- What you should do -
Search the entries below. Return every line that has "NODETYPE" in it.

- Entries provided -
:::::

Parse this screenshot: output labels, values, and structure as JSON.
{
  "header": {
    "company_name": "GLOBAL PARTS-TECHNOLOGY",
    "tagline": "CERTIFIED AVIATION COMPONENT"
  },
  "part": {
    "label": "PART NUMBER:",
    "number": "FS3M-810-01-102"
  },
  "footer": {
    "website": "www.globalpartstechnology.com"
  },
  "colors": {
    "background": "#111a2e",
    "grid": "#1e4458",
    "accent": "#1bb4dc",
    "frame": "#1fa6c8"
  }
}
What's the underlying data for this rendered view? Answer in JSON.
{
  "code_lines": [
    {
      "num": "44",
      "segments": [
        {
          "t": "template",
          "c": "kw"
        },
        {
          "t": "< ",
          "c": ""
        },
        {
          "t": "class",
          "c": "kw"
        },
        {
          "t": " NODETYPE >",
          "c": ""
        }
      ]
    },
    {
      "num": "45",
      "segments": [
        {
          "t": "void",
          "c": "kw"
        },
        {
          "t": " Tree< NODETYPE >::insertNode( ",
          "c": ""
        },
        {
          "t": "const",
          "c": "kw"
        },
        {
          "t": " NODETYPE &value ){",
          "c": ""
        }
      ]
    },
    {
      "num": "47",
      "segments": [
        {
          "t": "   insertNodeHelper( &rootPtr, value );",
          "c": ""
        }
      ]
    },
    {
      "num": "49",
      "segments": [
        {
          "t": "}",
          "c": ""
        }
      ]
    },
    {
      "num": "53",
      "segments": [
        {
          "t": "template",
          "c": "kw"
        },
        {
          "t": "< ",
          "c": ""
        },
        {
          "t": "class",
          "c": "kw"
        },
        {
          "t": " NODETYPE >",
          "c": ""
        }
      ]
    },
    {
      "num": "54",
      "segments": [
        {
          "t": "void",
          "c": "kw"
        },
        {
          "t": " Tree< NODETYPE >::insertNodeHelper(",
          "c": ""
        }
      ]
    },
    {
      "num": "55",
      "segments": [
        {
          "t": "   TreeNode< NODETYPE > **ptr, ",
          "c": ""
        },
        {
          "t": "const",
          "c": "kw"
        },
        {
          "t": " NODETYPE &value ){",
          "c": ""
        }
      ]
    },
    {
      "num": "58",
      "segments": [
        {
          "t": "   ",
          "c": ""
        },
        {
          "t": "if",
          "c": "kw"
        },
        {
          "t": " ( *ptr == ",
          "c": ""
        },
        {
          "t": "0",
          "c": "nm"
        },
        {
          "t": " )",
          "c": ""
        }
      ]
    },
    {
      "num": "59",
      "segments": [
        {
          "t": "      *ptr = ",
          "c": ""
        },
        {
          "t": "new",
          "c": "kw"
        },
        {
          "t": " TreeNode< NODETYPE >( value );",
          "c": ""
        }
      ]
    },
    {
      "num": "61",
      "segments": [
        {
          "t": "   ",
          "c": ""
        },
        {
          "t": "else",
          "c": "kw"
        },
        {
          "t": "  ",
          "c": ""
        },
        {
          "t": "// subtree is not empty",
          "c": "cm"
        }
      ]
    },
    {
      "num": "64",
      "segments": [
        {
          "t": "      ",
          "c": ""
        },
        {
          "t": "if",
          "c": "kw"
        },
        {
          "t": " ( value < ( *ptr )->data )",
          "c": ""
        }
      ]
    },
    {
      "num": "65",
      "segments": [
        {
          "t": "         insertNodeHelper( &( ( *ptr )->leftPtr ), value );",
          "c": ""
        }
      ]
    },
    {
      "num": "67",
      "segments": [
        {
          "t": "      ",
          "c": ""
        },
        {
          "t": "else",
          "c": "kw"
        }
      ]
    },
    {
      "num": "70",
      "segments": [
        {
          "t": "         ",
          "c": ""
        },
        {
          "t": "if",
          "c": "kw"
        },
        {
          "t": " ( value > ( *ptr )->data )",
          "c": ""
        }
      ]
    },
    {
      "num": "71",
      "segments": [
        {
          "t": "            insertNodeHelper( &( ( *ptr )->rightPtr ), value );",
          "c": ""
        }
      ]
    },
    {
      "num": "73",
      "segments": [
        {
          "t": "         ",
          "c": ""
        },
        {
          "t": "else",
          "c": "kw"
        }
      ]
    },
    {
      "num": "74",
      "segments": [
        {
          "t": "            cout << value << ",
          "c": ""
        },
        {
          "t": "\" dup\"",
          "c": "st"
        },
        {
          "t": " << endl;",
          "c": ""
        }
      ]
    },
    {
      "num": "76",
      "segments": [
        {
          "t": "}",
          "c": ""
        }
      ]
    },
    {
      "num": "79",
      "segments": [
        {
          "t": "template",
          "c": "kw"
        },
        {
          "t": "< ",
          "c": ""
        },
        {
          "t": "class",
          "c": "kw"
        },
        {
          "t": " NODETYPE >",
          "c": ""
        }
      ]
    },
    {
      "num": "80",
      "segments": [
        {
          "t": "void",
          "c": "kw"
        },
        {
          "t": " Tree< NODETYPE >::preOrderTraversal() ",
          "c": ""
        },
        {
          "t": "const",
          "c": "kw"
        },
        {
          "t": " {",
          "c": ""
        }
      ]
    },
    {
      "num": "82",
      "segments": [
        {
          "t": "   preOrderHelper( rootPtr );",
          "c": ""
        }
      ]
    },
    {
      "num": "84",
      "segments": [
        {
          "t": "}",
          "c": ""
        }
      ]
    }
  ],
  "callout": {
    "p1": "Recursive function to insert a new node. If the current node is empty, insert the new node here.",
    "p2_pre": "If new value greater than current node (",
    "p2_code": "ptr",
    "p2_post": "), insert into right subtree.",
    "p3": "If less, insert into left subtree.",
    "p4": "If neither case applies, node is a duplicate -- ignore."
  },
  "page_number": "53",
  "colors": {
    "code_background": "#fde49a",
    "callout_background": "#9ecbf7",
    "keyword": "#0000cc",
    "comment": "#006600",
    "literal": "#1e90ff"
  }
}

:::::

- Solution to this exercise -
          "t": " NODETYPE >",
          "t": " Tree< NODETYPE >::insertNode( ",
          "t": " NODETYPE &value ){",
          "t": " NODETYPE >",
          "t": " Tree< NODETYPE >::insertNodeHelper(",
          "t": "   TreeNode< NODETYPE > **ptr, ",
          "t": " NODETYPE &value ){",
          "t": " TreeNode< NODETYPE >( value );",
          "t": " NODETYPE >",
          "t": " Tree< NODETYPE >::preOrderTraversal() ",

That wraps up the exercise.